▶ **What to work on**:
In the records below, find every line that contains "high" and list it.

▶ **Data**:
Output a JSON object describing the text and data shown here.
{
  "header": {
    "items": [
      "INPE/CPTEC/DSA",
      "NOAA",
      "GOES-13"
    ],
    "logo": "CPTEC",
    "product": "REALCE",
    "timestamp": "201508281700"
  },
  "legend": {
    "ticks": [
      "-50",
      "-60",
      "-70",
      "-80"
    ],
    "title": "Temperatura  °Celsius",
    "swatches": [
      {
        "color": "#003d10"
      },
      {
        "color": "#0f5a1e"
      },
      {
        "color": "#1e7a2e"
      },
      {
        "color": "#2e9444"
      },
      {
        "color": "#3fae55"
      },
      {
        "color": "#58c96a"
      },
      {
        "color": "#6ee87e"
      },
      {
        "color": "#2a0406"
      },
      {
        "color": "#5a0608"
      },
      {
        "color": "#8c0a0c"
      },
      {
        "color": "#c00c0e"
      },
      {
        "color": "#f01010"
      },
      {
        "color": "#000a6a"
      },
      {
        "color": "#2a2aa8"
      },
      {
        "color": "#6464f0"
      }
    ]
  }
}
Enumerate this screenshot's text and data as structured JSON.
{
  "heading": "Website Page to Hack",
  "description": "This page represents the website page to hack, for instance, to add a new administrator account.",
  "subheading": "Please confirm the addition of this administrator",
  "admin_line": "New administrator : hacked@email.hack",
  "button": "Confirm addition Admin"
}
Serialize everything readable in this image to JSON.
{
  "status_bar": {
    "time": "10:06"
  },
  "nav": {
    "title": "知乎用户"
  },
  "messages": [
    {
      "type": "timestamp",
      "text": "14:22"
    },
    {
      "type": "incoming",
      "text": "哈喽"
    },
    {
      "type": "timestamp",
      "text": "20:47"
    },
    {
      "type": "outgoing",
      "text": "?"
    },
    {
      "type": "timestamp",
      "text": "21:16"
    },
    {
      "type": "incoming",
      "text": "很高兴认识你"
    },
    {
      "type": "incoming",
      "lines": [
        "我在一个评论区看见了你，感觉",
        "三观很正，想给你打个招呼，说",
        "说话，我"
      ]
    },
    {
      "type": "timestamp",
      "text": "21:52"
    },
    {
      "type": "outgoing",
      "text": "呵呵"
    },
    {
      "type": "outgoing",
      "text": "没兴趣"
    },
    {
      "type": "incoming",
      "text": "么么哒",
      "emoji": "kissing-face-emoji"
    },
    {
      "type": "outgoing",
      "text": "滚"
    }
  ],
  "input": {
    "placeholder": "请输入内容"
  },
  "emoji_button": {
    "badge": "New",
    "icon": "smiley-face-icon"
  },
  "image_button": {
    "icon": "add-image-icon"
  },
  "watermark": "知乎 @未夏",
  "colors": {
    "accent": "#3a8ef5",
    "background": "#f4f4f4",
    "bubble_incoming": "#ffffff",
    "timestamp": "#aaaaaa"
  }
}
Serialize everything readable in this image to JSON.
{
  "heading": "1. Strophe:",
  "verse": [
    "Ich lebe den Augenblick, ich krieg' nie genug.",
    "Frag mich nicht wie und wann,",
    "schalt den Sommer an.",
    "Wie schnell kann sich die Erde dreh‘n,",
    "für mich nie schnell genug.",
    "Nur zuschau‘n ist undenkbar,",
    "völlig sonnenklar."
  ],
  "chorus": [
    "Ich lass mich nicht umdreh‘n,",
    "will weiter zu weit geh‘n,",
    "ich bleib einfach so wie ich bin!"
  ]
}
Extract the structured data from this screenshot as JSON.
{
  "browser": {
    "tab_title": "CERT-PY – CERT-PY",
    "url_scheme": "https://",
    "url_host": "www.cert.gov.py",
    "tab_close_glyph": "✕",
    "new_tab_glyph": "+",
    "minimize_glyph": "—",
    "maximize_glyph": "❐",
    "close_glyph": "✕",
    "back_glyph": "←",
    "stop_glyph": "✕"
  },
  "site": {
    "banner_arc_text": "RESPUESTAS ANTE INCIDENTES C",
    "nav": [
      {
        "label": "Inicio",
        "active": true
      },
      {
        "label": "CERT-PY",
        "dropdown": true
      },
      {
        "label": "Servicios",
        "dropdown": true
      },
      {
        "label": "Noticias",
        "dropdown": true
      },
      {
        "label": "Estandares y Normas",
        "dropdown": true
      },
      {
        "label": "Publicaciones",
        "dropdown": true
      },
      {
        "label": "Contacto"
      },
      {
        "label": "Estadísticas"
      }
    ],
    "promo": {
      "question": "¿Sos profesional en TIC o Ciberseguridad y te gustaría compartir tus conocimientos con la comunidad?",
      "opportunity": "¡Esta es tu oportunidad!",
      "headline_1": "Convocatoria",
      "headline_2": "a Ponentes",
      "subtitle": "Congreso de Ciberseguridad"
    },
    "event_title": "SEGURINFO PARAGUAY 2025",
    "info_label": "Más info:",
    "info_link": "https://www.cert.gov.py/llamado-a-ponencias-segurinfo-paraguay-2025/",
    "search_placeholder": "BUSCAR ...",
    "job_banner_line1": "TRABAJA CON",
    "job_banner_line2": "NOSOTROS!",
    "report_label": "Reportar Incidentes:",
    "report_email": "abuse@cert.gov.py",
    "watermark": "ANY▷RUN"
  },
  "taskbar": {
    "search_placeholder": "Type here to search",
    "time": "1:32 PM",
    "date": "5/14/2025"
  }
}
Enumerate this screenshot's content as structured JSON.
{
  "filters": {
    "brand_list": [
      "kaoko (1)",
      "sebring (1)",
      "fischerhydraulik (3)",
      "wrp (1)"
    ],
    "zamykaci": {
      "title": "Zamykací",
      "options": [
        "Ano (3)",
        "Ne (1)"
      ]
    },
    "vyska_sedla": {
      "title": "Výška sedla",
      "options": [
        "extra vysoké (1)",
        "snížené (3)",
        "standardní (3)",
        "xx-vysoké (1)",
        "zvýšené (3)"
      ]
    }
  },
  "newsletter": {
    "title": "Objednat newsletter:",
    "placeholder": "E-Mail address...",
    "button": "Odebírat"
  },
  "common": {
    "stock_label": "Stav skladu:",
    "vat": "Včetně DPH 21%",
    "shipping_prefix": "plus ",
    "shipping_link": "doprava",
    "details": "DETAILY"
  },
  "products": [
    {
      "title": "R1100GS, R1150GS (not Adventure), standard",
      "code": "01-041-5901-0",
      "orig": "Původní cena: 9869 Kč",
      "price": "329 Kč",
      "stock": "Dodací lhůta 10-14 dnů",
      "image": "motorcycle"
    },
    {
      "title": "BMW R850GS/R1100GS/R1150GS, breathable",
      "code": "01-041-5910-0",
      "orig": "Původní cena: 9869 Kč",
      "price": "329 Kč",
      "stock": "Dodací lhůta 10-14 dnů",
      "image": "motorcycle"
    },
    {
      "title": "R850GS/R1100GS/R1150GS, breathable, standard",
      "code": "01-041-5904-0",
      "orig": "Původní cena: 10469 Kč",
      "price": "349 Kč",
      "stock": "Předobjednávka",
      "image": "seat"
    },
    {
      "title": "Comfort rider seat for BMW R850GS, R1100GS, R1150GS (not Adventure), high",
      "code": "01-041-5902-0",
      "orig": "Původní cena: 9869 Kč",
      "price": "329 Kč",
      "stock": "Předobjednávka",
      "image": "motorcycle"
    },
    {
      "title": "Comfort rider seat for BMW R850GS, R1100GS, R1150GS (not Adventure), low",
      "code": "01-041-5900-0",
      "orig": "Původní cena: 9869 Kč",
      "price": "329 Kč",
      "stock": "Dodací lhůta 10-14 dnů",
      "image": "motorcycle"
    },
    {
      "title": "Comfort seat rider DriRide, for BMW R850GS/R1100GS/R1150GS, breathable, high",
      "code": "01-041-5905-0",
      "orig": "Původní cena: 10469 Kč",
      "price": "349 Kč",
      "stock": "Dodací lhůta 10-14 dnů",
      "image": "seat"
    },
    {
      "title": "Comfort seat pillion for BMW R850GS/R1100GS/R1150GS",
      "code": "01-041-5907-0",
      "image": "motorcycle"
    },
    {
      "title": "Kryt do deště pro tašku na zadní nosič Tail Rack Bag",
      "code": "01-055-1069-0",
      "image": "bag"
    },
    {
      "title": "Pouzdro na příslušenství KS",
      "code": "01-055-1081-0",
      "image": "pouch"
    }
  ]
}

▶ **Response to this exercise**:
      "title": "Comfort rider seat for BMW R850GS, R1100GS, R1150GS (not Adventure), high",
      "title": "Comfort seat rider DriRide, for BMW R850GS/R1100GS/R1150GS, breathable, high",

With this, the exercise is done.